Turnabout took 40 years, but it’s refreshing to see upstart Eric Swalwell take down the ancient Rep. Pete Stark, a 20-term incumbent in Congress in a manner similar to Stark’s campaign back in 1972 against a older representative.
Stark had the backing of the entire Democratic Party apparatus and sent out mailers with endorsements from President Obama, Sen. Dianne Feinstein and other party luminaries.
That’s despite his record, which is devoid of achievement and loud of mouth. Democrats were so concerned about Stark that they refused to let him chair the House Ways and Means Committee, despite his seniority, after Charlie Rangel had to resign because of ethics violations.
Stark has been out-of-touch, living in Maryland, for two decades. His district was so safe for Democrats that he would have held it until he retired or died, but for the voter-approved change that allowed the top two vote-getters in the primary (regardless of party) to advance to the general election.
Swalwell got within six points in the primary and then worked hard for Tuesday’s election with a good door-to-door campaign and received the endorsement of the newspapers across the board, notably both the San Francisco Chronicle and the Contra Costa Times, who clearly saw Stark for what he was. Notably, the recommendations for newspapers closely paralleled any Democrat slate card.
Congrats to Eric and batten down your helmet. Standing in the wings were the party loyalists who sat this one out—state Sen. Ellen Corbett, Pleasanton termed-out Mayor Jennifer Hosterman and Silicon Valley lawyer and former Obama Commerce Dept. official Ro Khanna.
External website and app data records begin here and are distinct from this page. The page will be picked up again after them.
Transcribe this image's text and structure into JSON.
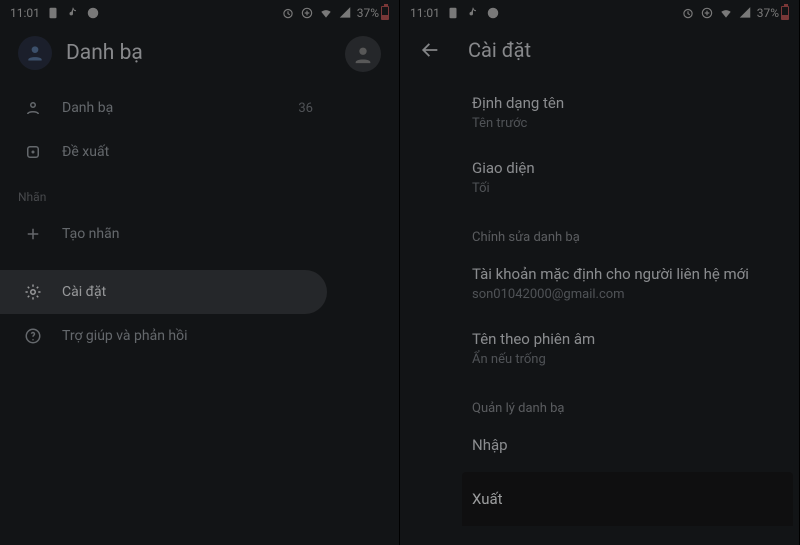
{
  "status": {
    "time": "11:01",
    "battery": "37%"
  },
  "left": {
    "appTitle": "Danh bạ",
    "items": {
      "contacts": {
        "label": "Danh bạ",
        "count": "36"
      },
      "suggest": {
        "label": "Đề xuất"
      }
    },
    "labelSection": "Nhãn",
    "createLabel": "Tạo nhãn",
    "settings": "Cài đặt",
    "help": "Trợ giúp và phản hồi"
  },
  "right": {
    "title": "Cài đặt",
    "nameFormat": {
      "title": "Định dạng tên",
      "sub": "Tên trước"
    },
    "theme": {
      "title": "Giao diện",
      "sub": "Tối"
    },
    "editSection": "Chỉnh sửa danh bạ",
    "defaultAccount": {
      "title": "Tài khoản mặc định cho người liên hệ mới",
      "sub": "son01042000@gmail.com"
    },
    "phonetic": {
      "title": "Tên theo phiên âm",
      "sub": "Ẩn nếu trống"
    },
    "manageSection": "Quản lý danh bạ",
    "import": "Nhập",
    "export": "Xuất"
  }
}
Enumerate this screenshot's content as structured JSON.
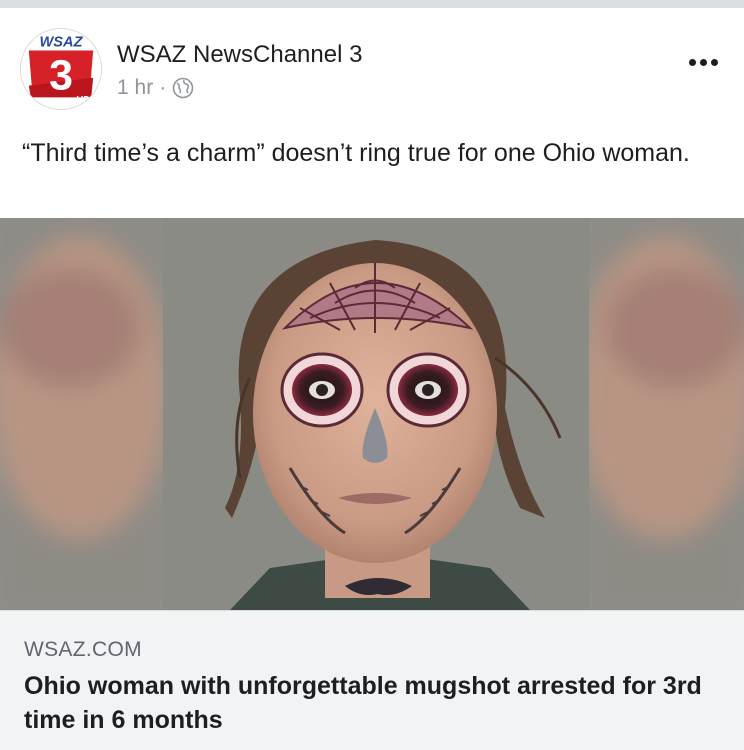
{
  "post": {
    "page_name": "WSAZ NewsChannel 3",
    "time": "1 hr",
    "separator": "·",
    "privacy_icon": "globe-icon",
    "message": "“Third time’s a charm” doesn’t ring true for one Ohio woman.",
    "more_icon": "more-dots-icon"
  },
  "avatar": {
    "logo_text": "WSAZ",
    "logo_number": "3",
    "logo_small": "HD",
    "brand_red": "#d62128"
  },
  "link_card": {
    "domain": "WSAZ.COM",
    "title": "Ohio woman with unforgettable mugshot arrested for 3rd time in 6 months"
  },
  "colors": {
    "name": "#1c1e21",
    "meta": "#90949c",
    "card_bg": "#f2f3f5",
    "card_domain": "#606770"
  }
}
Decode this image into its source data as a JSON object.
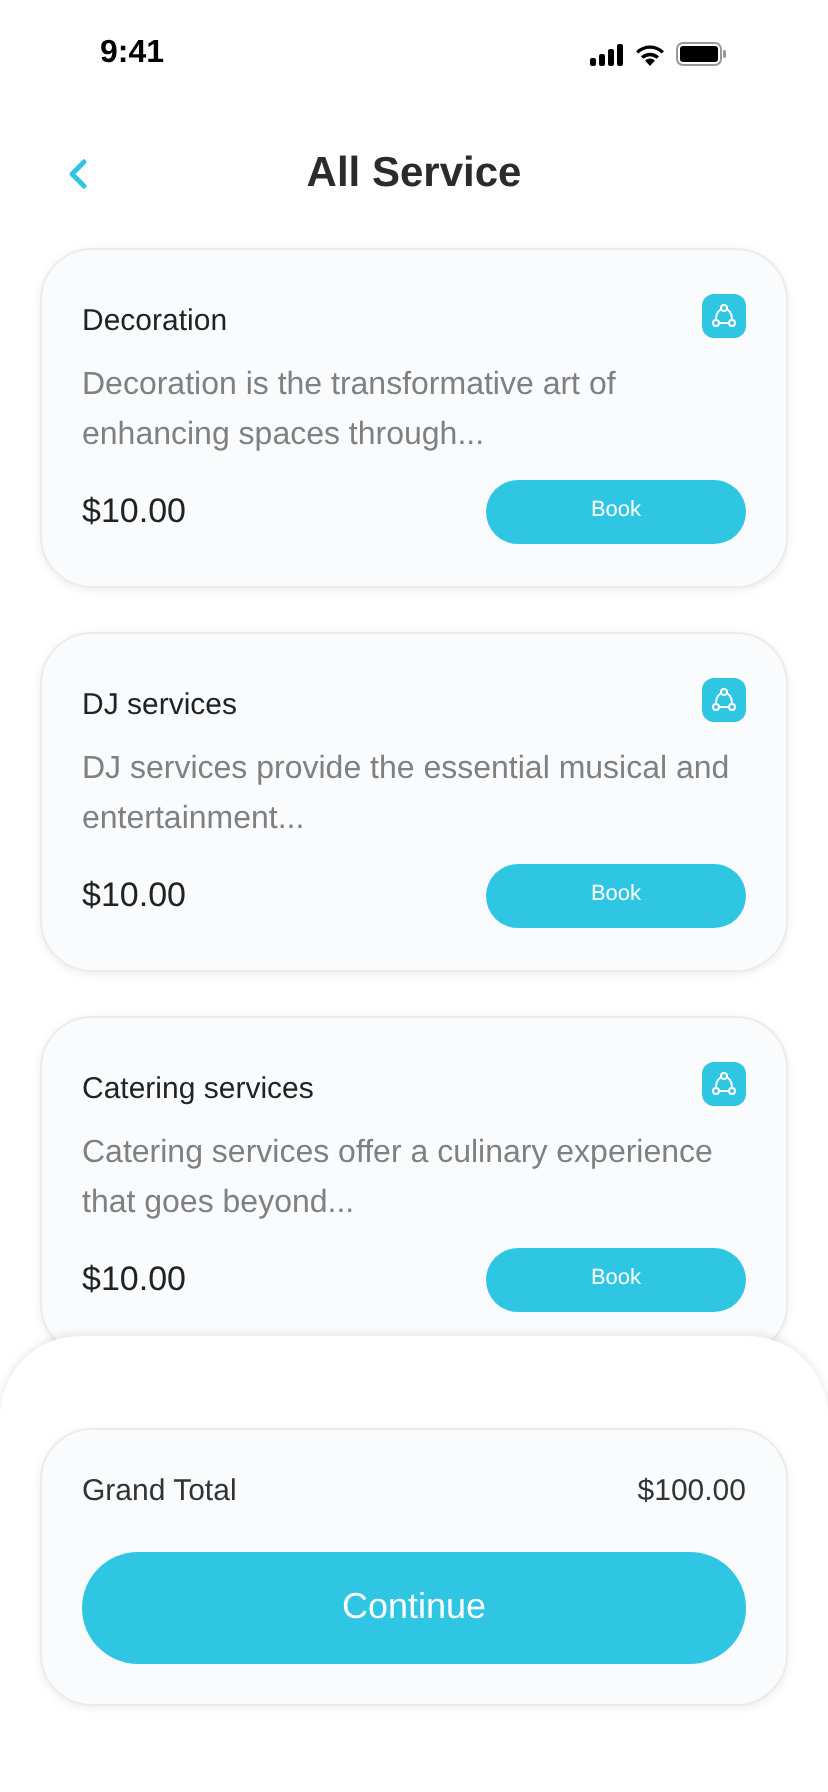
{
  "status_bar": {
    "time": "9:41"
  },
  "header": {
    "title": "All Service"
  },
  "services": [
    {
      "name": "Decoration",
      "description": "Decoration is the transformative art of enhancing spaces through...",
      "price": "$10.00",
      "action": "Book"
    },
    {
      "name": "DJ services",
      "description": "DJ services provide the essential musical and entertainment...",
      "price": "$10.00",
      "action": "Book"
    },
    {
      "name": "Catering services",
      "description": "Catering services offer a culinary experience that goes beyond...",
      "price": "$10.00",
      "action": "Book"
    }
  ],
  "summary": {
    "label": "Grand Total",
    "total": "$100.00",
    "button": "Continue"
  }
}
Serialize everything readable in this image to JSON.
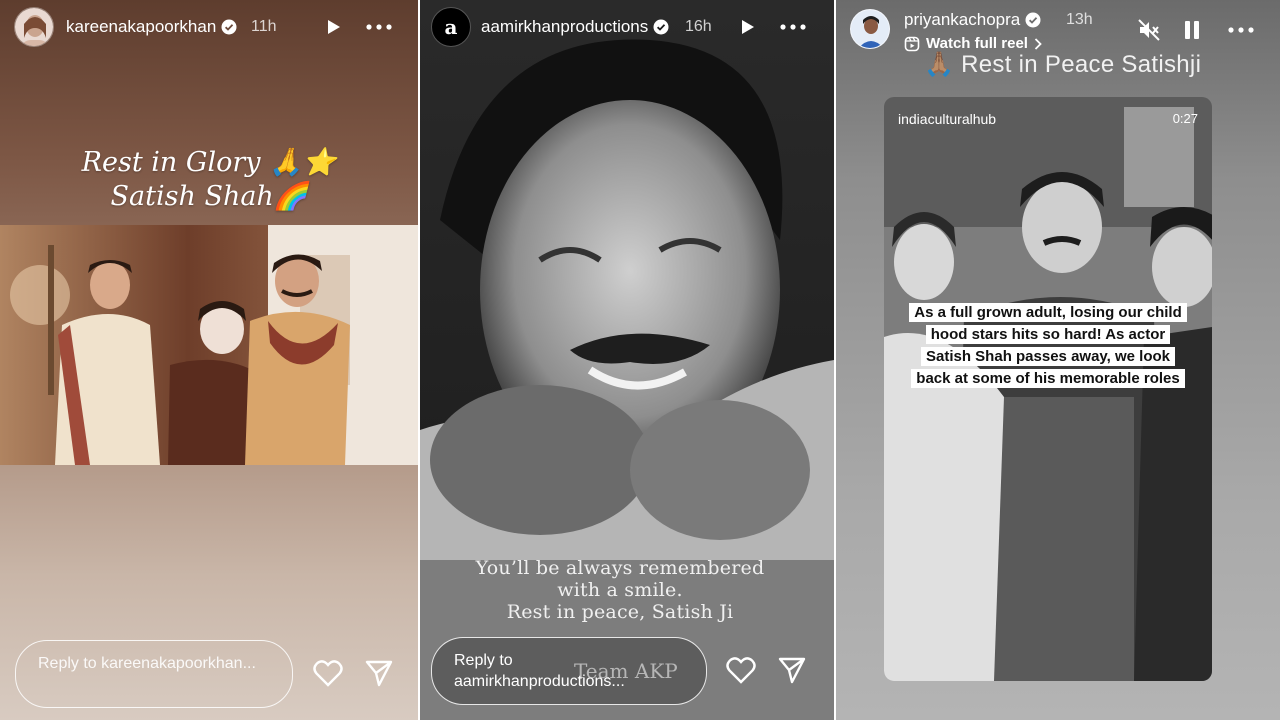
{
  "story1": {
    "username": "kareenakapoorkhan",
    "time": "11h",
    "caption_line1": "Rest in Glory 🙏⭐",
    "caption_line2": "Satish Shah🌈",
    "reply_placeholder": "Reply to kareenakapoorkhan..."
  },
  "story2": {
    "username": "aamirkhanproductions",
    "avatar_letter": "a",
    "time": "16h",
    "caption_line1": "You’ll be always remembered",
    "caption_line2": "with a smile.",
    "caption_line3": "Rest in peace, Satish Ji",
    "signature": "Team AKP",
    "reply_placeholder": "Reply to aamirkhanproductions..."
  },
  "story3": {
    "username": "priyankachopra",
    "time": "13h",
    "watch_label": "Watch full reel",
    "caption": "🙏🏽 Rest in Peace Satishji",
    "video_handle": "indiaculturalhub",
    "video_time": "0:27",
    "overlay_text": "As a full grown adult, losing our child hood stars hits so hard! As actor Satish Shah passes away, we look back at some of his memorable roles"
  },
  "icons": {
    "verified": "verified-badge-icon",
    "play": "play-icon",
    "pause": "pause-icon",
    "mute": "mute-icon",
    "more": "more-icon",
    "like": "heart-icon",
    "share": "send-icon",
    "reel": "reel-icon",
    "chevron": "chevron-right-icon"
  },
  "colors": {
    "verified": "#3897f0",
    "text": "#ffffff"
  }
}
All are queued up for 2014.
Barring some tectonic shift, the seat will remain Democrat for decades so it will always be an intra-party squabble.
I’M THANKFUL this morning for the two-thirds requirement on taxes that saw both the ill-advised forever extension of Alameda County’s transportation sales tax go down as well as the parcel tax gift to the Oakland zoo that was simply horrible public policy.
That requirement also saw the $28 parcel tax for Las Positas and Chabot colleges fail. All received more than 60 percent of the vote, but failed to reach the two-thirds level.
In a county dominated by Democrats that rarely sees a tax that it doesn’t embrace, it is a significant series of results. Personally, I think the argument for local support for the community colleges was a good one—the bloated bond issue coupled with a project labor agreement to pay off construction workers unions was not—even though it had made a significant difference at Las Positas.
That said, the politicians who put together the transportation measure reached way too far—not only did they want to double the sales tax to one-cent, but they wanted to make it permanent. I have advocated for every county sales tax measure, all of which had sunsets—therefore accountability to the people paying the bills. The measure would have given the county the highest sales tax in the state because we’re also paying extra for BART and the mismanaged county hospital system.
People will pay if it’s a reasonable measure.
As for the zoo, it was bad policy pure and simple—let the backers and the board raise the money to operate.